Get urgent medical help if you have had an AstraZeneca vaccine in the past few days and you notice:

  • rapid swelling of your arms or legs
  • sudden weight gain

You may also feel faint due to low blood pressure.

These are symptoms of capillary leak syndrome.

Other side effects

Guillain-Barré syndrome (GBS)

GBS is a rare and serious condition that affects the nerves. Symptoms can range from mild weakness to severe paralysis (being unable to move a part of your body). Most people eventually fully recover even from the most severe symptoms. Some may continue to experience weakness.

Getting GBS after having the AstraZeneca vaccine is very rare. Only a small number of people have reported getting the condition after being vaccinated. We don't know yet if the vaccine is linked to GBS or not.

You should know the symptoms to look out for in the weeks after being vaccinated.

Get urgent medical help if you develop:
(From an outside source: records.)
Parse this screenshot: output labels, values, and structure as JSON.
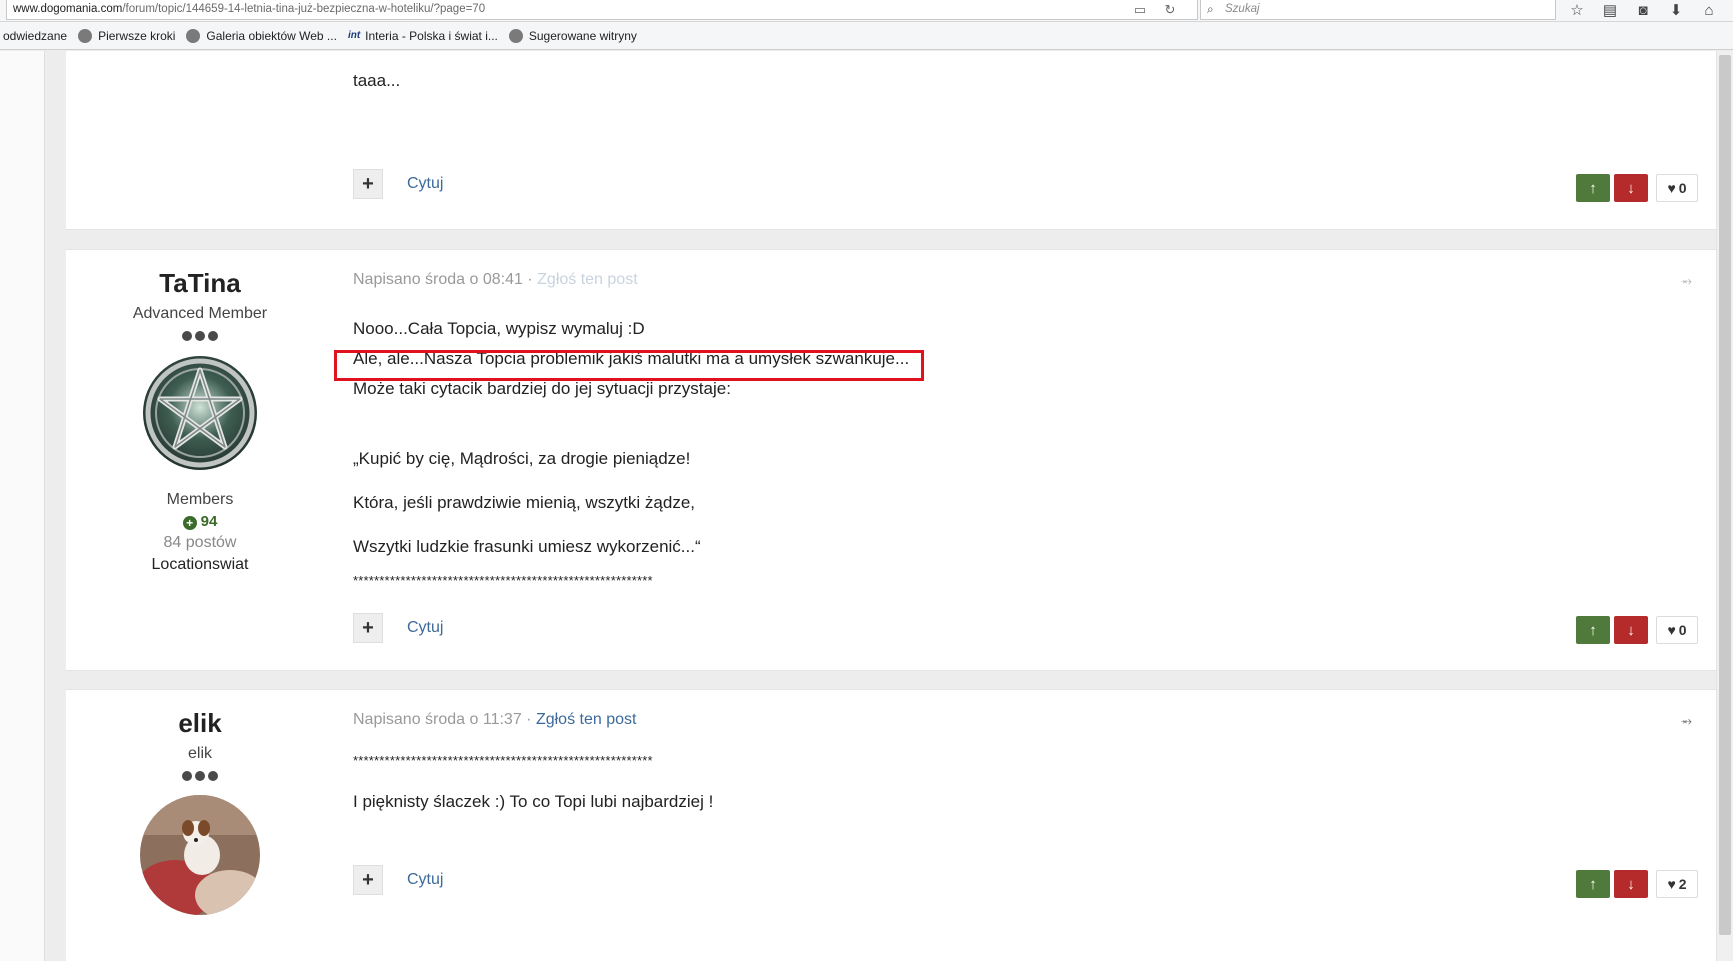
{
  "browser": {
    "url_host": "www.dogomania.com",
    "url_path": "/forum/topic/144659-14-letnia-tina-już-bezpieczna-w-hoteliku/?page=70",
    "search_placeholder": "Szukaj",
    "bookmarks": [
      {
        "label": "odwiedzane",
        "icon": "none"
      },
      {
        "label": "Pierwsze kroki",
        "icon": "globe-icon"
      },
      {
        "label": "Galeria obiektów Web ...",
        "icon": "globe-icon"
      },
      {
        "label": "Interia - Polska i świat i...",
        "icon": "interia-icon"
      },
      {
        "label": "Sugerowane witryny",
        "icon": "globe-icon"
      }
    ]
  },
  "common": {
    "quote_label": "Cytuj",
    "report_label": "Zgłoś ten post"
  },
  "posts": [
    {
      "body": [
        "taaa..."
      ],
      "likes": "0"
    },
    {
      "author": {
        "name": "TaTina",
        "title": "Advanced Member",
        "group": "Members",
        "reputation": "94",
        "post_count": "84 postów",
        "location": "Locationswiat"
      },
      "posted": "Napisano środa o 08:41",
      "body": [
        "Nooo...Cała Topcia, wypisz wymaluj :D",
        "Ale, ale...Nasza Topcia problemik jakiś malutki ma a umysłek szwankuje...",
        "Może taki cytacik bardziej do jej sytuacji przystaje:",
        "„Kupić by cię, Mądrości, za drogie pieniądze!",
        "Która, jeśli prawdziwie mienią, wszytki żądze,",
        "Wszytki ludzkie frasunki umiesz wykorzenić...“",
        "*********************************************************"
      ],
      "likes": "0"
    },
    {
      "author": {
        "name": "elik",
        "title": "elik"
      },
      "posted": "Napisano środa o 11:37",
      "body": [
        "*********************************************************",
        "I pięknisty ślaczek :) To co Topi lubi najbardziej !"
      ],
      "likes": "2"
    }
  ],
  "colors": {
    "vote_up": "#507a3b",
    "vote_down": "#b52a2a",
    "highlight_box": "#e0121d",
    "link": "#3d6a9a"
  }
}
  • double vision or difficulty moving your eyes
  • difficulty swallowing, speaking, or chewing
  • co-ordination problems and unsteadiness
  • difficulty walking
  • tingling sensations in your hands and feet
  • weakness in your arms, legs, chest or face
  • problems with bladder control and bowel movements
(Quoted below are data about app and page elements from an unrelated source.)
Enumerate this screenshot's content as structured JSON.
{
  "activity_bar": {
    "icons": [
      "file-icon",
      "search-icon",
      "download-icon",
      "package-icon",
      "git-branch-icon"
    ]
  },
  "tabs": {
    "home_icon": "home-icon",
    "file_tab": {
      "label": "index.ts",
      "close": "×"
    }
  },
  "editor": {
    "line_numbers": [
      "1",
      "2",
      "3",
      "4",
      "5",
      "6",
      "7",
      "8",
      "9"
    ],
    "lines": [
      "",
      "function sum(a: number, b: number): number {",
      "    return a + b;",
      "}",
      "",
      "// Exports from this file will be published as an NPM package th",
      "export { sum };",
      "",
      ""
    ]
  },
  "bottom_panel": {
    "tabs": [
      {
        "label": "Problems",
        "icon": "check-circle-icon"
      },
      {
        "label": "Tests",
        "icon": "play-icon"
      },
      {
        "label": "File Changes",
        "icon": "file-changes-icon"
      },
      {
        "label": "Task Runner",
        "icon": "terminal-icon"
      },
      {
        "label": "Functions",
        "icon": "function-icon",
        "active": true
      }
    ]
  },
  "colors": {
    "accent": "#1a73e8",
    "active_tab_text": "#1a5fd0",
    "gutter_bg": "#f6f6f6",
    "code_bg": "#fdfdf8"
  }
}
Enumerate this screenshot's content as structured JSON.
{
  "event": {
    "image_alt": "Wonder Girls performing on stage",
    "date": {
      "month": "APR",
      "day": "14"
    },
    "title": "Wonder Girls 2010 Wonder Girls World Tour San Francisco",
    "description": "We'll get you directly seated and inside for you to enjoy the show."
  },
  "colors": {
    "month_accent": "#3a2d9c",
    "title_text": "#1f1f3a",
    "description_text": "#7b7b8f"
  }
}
Serious side effects

Serious side effects, like a severe allergic reaction, are extremely rare.

Your vaccinator is trained to treat any serious allergic reactions.
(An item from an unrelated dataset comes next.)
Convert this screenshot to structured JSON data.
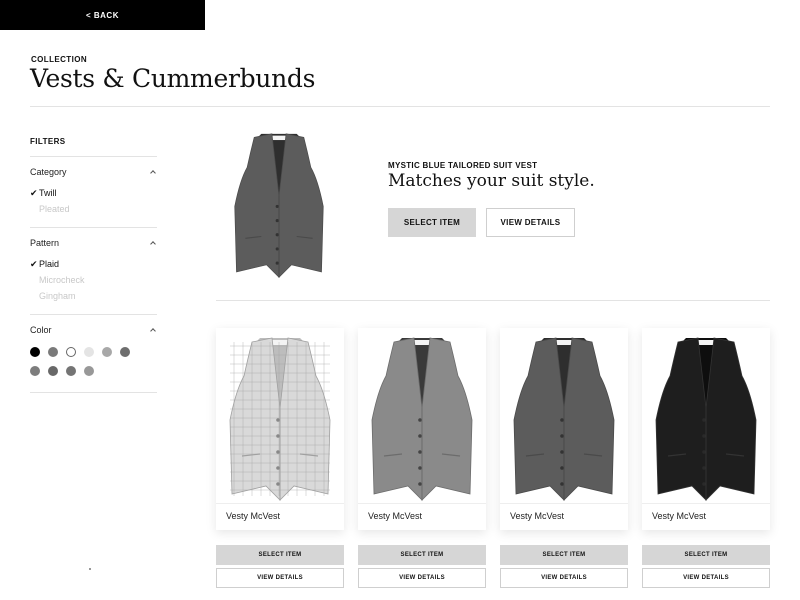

You should not get another viral vector vaccine if you have had a severe allergic reaction to the AstraZeneca vaccine, any of its ingredients, or have been told by your doctor not to have the AstraZeneca vaccine.

Viral vector vaccines currently being offered in Ireland are the AstraZeneca vaccine and the Janssen vaccine.

Read more about mRNA and viral vector vaccines

Fever after COVID-19 vaccines

It’s common to develop a fever (temperature of 38 degrees Celsius or above) after any vaccination. This usually happens within 2 days (48 hours) of getting the vaccine. It usually goes away within 2 days.

You are more likely to get a fever after the first dose of this vaccine.

If you feel uncomfortable, take paracetamol or ibuprofen. Follow the instructions on the box or leaflet. Do not take ibuprofen if you are pregnant.

If your fever starts more than 2 days after you are vaccinated, or lasts longer than 2 days, you should self-isolate (stay in your room). Phone your GP to arrange a COVID-19 test.

If you develop COVID-19 symptoms after your vaccine

COVID-19 vaccines cannot give you COVID-19.

It is possible to get COVID-19 before getting your vaccine and not realise you have the symptoms until after your vaccination.

If you have symptoms after the first dose of your COVID-19 vaccine, you still need to have the second dose. While you may get some protection from the first dose, having the second dose will give you the best protection against the virus.

Self-isolate and phone a GP to arrange a COVID-19 test if you have a fever which:

  • starts more than 2 days after you get your vaccine
  • lasts longer than 2 days after you get your vaccine

If you have any common symptoms of COVID-19, it's important to self-isolate (stay in your room) and arrange a test to find out if you have COVID-19.

Read about what happens during the COVID-19 test

Updates on COVID-19 vaccine side effects

The COVID-19 vaccines have gone through the same clinical trials and safety checks as all other licensed vaccines. But these vaccines are new and long-term side effect information is limited.

As more people in Ireland and around the world get vaccinated, more information on side effects may become available.

We will update this page with any new information.

Reporting side effects of COVID-19 vaccines

As with all vaccines, you can report suspected side effects to the Health Products Regulatory Authority (HPRA).

There are 2 ways you can report a suspected adverse reaction to a COVID-19 vaccine:

As much information as is known should be provided, and where possible, the vaccine batch number should be included. You'll find this on your vaccine record card.

You can also ask your doctor or a family member to report side effects for you.

The HPRA cannot provide clinical advice on individual cases. Talk to your doctor or pharmacist about any medical concerns you may have.

Read more about reporting vaccine side effects to the HPRA

This content was fact checked by vaccine experts working in Ireland.

Last updated: 27 July 2021 at 11am